Governors lose bid to remain in office when facing court cases

High Court dismissed the petition that sought to shield them from suspension. [iStockphoto] 

Governors have lost a case in which they sought to have immunity from facing corruption charges and being locked out of offices.

This is after the High Court dismissed the petition that sought to shield them from suspension.

The decision by Justices Grace Nzioka, James Wakiaga and Esther Maina is a big blow to the county chief executives who were fighting to save their colleagues who have been barred from accessing their offices after being charged with corruption cases.

The judges ruled that barring governors from accessing their offices while facing corruption and other criminal charges do not amount to removal from office but to protect the integrity of the court process and stop them from interfering with evidence.

“The Constitution clearly provides procedures for which a governor can be removed from office and we come to the conclusion that barring them from their offices is not unlawful and does not amount to removing them from office through the back door,” ruled the judges.

According to the judges, the Supreme Court had already determined the issue of locking out governors from office and that they cannot interfere with the decision of the apex court.

They added that some of the magistrates who locked out the governors from office after being charged only did that as a condition for their release on bail and that the accused governors can still apply for a review of the conditions before the trial courts if they find them untenable.

“We agree with the Supreme Court that the bond terms barring governors from accessing office or stepping aside do not amount to removal from office. It is also not discriminatory or unlawful but a condition only attached to their release on bail,” ruled the judges.

Some governors who have been barred from accessing their offices after being charged with corruption include Samburu Governor Moses Lenolkulal, Garissa Governor Ali Korane, Tharaka Nithi’s Muthomi Njuki and Migori Governor Okoth Obado.

Others are former Nairobi Governor Mike Sonko and former Kiambu Governor Ferdinand Waititu who were barred from office before they were subsequently impeached by the respective county assemblies.

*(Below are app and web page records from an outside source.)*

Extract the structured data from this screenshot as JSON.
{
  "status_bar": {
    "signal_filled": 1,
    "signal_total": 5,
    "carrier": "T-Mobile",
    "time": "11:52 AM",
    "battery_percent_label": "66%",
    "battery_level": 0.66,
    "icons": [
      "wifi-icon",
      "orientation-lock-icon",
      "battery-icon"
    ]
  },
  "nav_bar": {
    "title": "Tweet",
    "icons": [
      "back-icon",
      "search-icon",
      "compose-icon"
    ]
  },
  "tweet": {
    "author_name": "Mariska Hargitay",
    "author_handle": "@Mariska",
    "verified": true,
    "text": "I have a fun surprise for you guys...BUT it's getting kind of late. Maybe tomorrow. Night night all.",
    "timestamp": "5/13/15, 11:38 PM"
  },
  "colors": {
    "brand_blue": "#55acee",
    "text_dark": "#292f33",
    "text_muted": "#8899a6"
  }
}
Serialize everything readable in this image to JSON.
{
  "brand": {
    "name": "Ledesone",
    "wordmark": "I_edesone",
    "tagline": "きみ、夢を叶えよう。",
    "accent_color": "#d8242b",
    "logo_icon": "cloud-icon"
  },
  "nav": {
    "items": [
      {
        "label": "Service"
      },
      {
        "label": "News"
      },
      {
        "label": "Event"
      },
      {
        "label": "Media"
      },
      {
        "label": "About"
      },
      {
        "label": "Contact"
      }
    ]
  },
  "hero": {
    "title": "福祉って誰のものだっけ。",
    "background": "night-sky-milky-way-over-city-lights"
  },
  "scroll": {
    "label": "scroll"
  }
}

At the same time, the three judges also dismissed a case by Sonko which challenged his prosecution on account that the evidence of his bank accounts were illegally obtained by the Ethics and Anti-Corruption Commission.

“We are not able to arrive at a conclusion that Sonko’s rights to privacy, dignity, equality before the law and non-discrimination were violated when investigators accessed his accounts. In any case, he will have a chance to raise the issues in his defense during the trial,” ruled the judges.

They added that Sonko’s arrest, detention and subsequent charges were lawful and that they cannot interfere with the process of prosecuting other governors implicated in corruption.

The petition was filed by the Council of Governors arguing that the anti-corruption courts, the Director of Public Prosecution and EACC have been discriminating governors charged with corruption and other criminal cases by asking them to stay away from offices while other State officers continue serving.

According to the governors, there is no law that provides for their suspension while in office.